Polyamide vs Polyimade

Polyamide vs Polyimide

Polyamide and Polyimide are both compounds made out of monomers but they have different mechanical properties based on their structures.

  Polyamide 6 Dry Polyimide
Specific Gravity 1.14 1.43
Tensile 85 86.2
Elongation at Break 70 7.5
Heat Deflection 75oC 360oC
Water Absorption 23oC 24hr 0.3 0.24
Water Absorption @ Equilibrium 23oC 50RH 3.0 1.15
Flammability UL94  HB V0

The information in this table represents typical figures intended for reference and comparison purposes only 

The most well-known Polyamide is Nylon, Nylons generally tend to be semi-crystalline and are very tough materials, available in different grades those most commonly supplied as engineering plastics would be Nylon 6, Nylon 66 and Nylon 6.12. they provide good resistance to most chemicals, however, they can be attacked by strong acids and do not work well at high temperatures. Nylons can be blended with fillers such as glass or oil to enhance certain aspects of their performance. The main applications of polyamides include switches, connectors, support and guidewheels, ignition components, sensors, cable sheeves, motor parts in auto electrical systems, throttle valves, and other moulded components.

Polyamides are made via the polymerisation of diamines and dicarboxylic acid monomers.

Polyimide is a polymer of imide monomers and is sometimes abbreviated as PI. It is regarded as a beneficial engineering plastic because of its unique physio-mechanical and chemical properties. These properties make it suitable for a diverse range of applications, from aerospace to the transportation industries such as engine covers and other heat-resistant components. Polyetherimide (PEI), and Polyamideimide (PAI) are also classified as Polyimides due to containing the imide group. PEI’s are a combination of polymers consisting of both the polyimide and polyether units in the backbone. Because PEI’s and PAI’s are produced from aromatic diamines and anhydrides, they are grouped under the aromatic class of polyimides. 

Polyimides are formed from either the reaction between dianhydride and diamine or, the reaction between dianhydride and diisocyanate.

Polyimides display very good radiation resistance, second only to PEEK.

Material Gamma Dose Additional Comments
PEEK 4 x 109 Very Good
Polyimide 2 x 109 Very Good
PVDF 5 x 107 Good
ECTFE & PCTFE 3 x 107 Good
ETFE 1 x 107 Good
PFA & FEP 5 x 105 Okay
PTFE 5 x 104 Poor


Among these polyimides, thermosetting polyimides have thermal stability, good chemical resistance, and mechanical properties. These polyimides have a characteristic yellow colour.

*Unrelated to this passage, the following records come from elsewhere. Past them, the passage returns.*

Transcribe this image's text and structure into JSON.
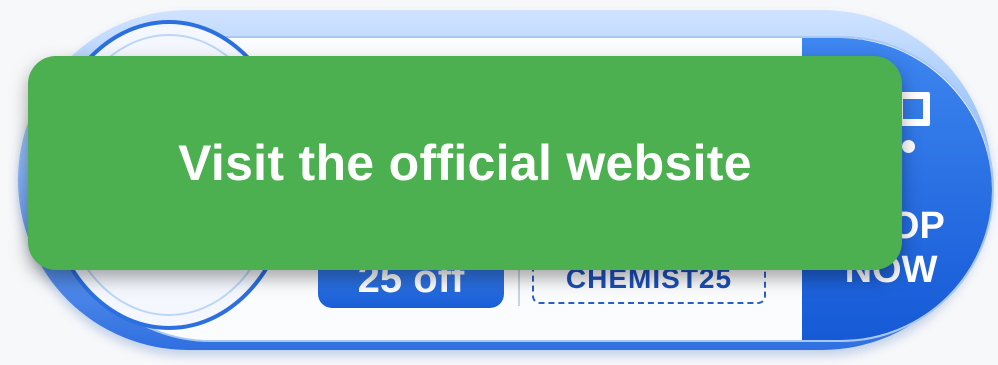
{
  "promo": {
    "discount_text": "25 off",
    "coupon_code": "CHEMIST25",
    "shop_label": "SHOP NOW",
    "cart_icon": "shopping-cart-icon"
  },
  "cta": {
    "label": "Visit the official website"
  },
  "colors": {
    "cta_green": "#4caf50",
    "accent_blue": "#1f63db",
    "text_white": "#ffffff"
  }
}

Polyamides and polyimides are two types of compounds that often get confused due to their similar names. However, they are very different from each other in chemical properties as well as mechanical properties.

To find out how we can help your latest project please contact info@fluorocarbon.co.uk.